5 Things You Should Know About The Challenges and Opportunities in Indoor Agriculture
The fifth edition of the Global Forum for Innovation in Agriculture (GFIA) took place on 5-6 February 2018 in Abu Dhabi. The Forum was founded on the belief that technology gives us the only real chance of feeding nine billion people without destroying the environment. This year GFIA attracted almost 6,000 people from over 85 countries. This event was one of a series of activities that were a part of UAE Innovation Month.
Abdulaziz K. AlMulla, Co-founder and CEO of Madar Farms, was invited as a speaker. He delivered a talk on Challenges and Opportunities in Indoor Farming.
Here are 5 takeaways from his speech:
1. Food security is simultaneously obscure and a buzzword
“It seems food production and food security has been one of the hottest topics of discussion over the last few years.
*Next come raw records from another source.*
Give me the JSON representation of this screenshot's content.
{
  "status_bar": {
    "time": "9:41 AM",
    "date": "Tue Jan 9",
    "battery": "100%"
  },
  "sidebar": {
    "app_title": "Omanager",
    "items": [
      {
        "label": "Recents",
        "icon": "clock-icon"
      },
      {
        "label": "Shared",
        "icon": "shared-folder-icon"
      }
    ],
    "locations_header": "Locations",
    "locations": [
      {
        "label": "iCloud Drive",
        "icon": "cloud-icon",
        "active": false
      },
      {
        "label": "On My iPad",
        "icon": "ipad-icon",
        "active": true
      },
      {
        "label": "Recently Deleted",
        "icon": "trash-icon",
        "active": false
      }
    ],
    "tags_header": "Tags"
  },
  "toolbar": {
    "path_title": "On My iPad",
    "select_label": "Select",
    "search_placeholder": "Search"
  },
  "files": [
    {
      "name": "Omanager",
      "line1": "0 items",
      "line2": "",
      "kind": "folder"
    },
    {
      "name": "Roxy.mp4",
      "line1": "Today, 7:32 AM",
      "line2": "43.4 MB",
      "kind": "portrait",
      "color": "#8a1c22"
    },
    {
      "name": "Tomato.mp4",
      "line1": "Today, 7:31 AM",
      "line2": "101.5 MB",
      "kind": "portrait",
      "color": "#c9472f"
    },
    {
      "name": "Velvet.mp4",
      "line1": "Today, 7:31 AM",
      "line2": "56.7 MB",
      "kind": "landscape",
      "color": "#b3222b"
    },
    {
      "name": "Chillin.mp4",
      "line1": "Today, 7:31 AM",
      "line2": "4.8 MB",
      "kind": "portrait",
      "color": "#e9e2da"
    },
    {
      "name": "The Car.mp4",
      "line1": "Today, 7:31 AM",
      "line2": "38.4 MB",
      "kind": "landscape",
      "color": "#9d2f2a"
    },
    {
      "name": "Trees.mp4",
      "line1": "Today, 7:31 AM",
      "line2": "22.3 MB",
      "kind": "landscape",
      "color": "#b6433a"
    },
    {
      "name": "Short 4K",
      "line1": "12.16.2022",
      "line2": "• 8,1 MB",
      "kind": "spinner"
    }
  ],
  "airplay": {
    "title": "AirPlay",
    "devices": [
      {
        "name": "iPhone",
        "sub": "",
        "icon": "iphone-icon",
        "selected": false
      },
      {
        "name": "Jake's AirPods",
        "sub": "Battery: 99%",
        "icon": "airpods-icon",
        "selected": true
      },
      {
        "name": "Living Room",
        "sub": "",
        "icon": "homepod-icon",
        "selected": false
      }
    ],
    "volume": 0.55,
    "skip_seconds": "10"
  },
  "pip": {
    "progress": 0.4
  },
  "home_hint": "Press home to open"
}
And yet, why is it that we have fundamentally changed our perception of varies industries like transportation, communication, labor - but our basic method of farming has not changed. This is the promise that Indoor Agriculture brings to us - to bring food accessibility and safety to anyone, anywhere at anytime for the first time.”
2. The indoor farming promise: local, consistent, and sustainable
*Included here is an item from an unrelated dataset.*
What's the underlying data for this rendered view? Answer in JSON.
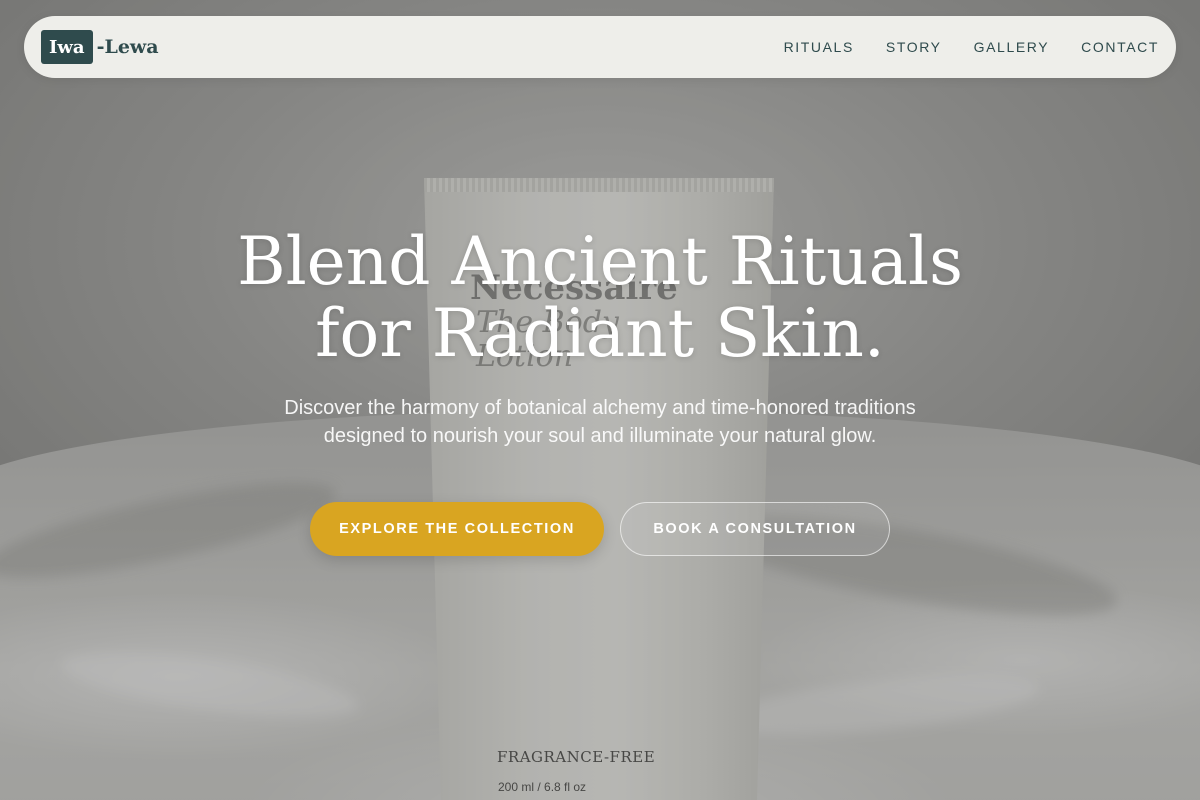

“Part of the challenge is the perceived need to compete against current production. In comparison to indoor farming, currently, conventional farms require less CapEx, lower input costs, and an established consumer base Competing on price is not only financial suicide at this point, but disregards the value proposition of indoor farming: local, consistent and sustainable.”
3. Urban farms – a real estate development opportunity
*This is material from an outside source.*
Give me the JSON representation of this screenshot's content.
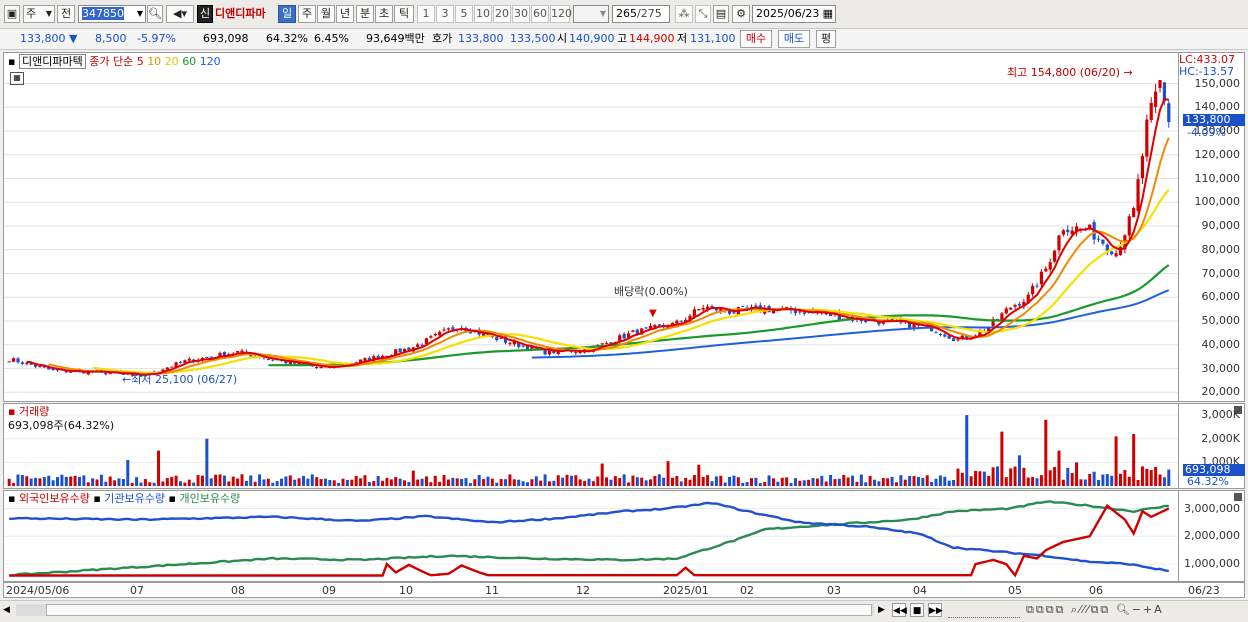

“As we see arable and croplands dwindle, and more farms locate in Urban areas, we will observe indoor farming through a new lens – real estate development. These changing circumstances are being recognised by the investor community as we see more funding flow to the sector than ever before.”
4. Innovating beyond leafy greens
“Initiatives such as MIT’s OpenAg community have led to widening access to knowledge driving these new innovations. The indoor leafy green space is an established one, but we are now seeing commercially viable development of strawberries, tomatoes, legumes and even fish. As further crops are developed, we will see new financial opportunity, but also the ability to offer a more comprehensive food solution.”
5. Indoor urban farming – one part of the farming portfolio
"In no way is indoor farming the end-all food solution for the world – rather indoor farming has the opportunity to work alongside conventional farming to build a more robust and sustainable ecosystem. Imagine a collection of community based, roof based, and home/office based modular farms inside the city. These could produce highly perishable and high value items like micro-greens. This could be complemented by large automated farms producing variety of leafy greens, berries, legumes etc. Conventional farms located in rural areas would grow what is unfeasible otherwise – like wheat. If instead of seeing Indoor Farming as a replacement for current methods, if we perceive it as part of a portfolio of farming methods – we can begin to realise greater food resilience and sustainability."